▶ [TASK GOAL] Lines that include "text" make up the answer; copy all of them from the data below.

[Data about app and page elements]
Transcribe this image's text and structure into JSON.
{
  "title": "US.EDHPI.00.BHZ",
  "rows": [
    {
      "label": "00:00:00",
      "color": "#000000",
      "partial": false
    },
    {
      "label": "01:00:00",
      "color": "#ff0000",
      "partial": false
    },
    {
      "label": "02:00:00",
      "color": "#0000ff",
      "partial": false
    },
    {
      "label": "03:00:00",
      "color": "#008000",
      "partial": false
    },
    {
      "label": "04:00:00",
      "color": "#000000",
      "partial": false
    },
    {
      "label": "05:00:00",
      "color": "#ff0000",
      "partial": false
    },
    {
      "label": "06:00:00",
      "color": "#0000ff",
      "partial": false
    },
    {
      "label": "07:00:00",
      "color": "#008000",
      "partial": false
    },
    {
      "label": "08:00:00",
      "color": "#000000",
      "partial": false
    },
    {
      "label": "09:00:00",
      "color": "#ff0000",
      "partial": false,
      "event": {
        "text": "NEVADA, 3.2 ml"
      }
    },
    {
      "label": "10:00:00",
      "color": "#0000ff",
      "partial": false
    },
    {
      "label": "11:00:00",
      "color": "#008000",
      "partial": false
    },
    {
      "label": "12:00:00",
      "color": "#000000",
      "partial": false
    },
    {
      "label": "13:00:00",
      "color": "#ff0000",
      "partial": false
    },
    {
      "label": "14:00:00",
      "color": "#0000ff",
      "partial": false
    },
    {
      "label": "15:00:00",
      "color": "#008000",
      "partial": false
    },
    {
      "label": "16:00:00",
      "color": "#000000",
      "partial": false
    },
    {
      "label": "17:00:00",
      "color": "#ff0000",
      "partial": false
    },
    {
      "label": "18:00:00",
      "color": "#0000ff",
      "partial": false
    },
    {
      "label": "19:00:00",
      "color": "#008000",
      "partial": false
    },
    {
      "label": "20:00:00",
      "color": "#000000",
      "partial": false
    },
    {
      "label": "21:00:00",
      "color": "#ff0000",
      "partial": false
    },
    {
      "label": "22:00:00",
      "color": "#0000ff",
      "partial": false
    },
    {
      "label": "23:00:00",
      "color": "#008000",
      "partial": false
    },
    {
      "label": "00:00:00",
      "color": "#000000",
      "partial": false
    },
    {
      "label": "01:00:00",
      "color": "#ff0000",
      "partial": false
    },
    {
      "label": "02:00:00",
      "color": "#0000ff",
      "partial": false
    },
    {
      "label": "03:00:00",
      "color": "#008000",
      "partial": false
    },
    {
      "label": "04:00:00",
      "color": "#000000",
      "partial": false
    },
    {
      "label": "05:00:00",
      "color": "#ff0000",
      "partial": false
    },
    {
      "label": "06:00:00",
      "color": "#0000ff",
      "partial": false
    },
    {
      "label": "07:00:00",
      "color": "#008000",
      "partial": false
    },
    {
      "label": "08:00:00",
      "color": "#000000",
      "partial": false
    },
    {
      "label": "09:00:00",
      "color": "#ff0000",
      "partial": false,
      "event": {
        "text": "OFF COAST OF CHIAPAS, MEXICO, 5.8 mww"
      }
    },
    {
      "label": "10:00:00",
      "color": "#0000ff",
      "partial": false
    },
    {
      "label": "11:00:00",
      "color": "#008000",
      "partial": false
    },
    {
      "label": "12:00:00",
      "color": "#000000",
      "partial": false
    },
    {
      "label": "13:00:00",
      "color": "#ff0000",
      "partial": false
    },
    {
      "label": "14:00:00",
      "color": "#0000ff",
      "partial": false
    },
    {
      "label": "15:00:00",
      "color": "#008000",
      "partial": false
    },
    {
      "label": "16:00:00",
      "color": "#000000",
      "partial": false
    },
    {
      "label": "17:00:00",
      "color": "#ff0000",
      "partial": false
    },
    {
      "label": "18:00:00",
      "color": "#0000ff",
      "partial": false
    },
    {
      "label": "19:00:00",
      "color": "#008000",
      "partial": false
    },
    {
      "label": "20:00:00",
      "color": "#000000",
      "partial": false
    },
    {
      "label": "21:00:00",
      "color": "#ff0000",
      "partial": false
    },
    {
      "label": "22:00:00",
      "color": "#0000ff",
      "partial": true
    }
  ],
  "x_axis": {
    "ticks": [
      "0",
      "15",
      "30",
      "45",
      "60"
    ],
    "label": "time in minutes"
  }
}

▶ [ANSWER FOR THE TASK]
Transcribe this image's text and structure into JSON.
        "text": "NEVADA, 3.2 ml"
        "text": "OFF COAST OF CHIAPAS, MEXICO, 5.8 mww"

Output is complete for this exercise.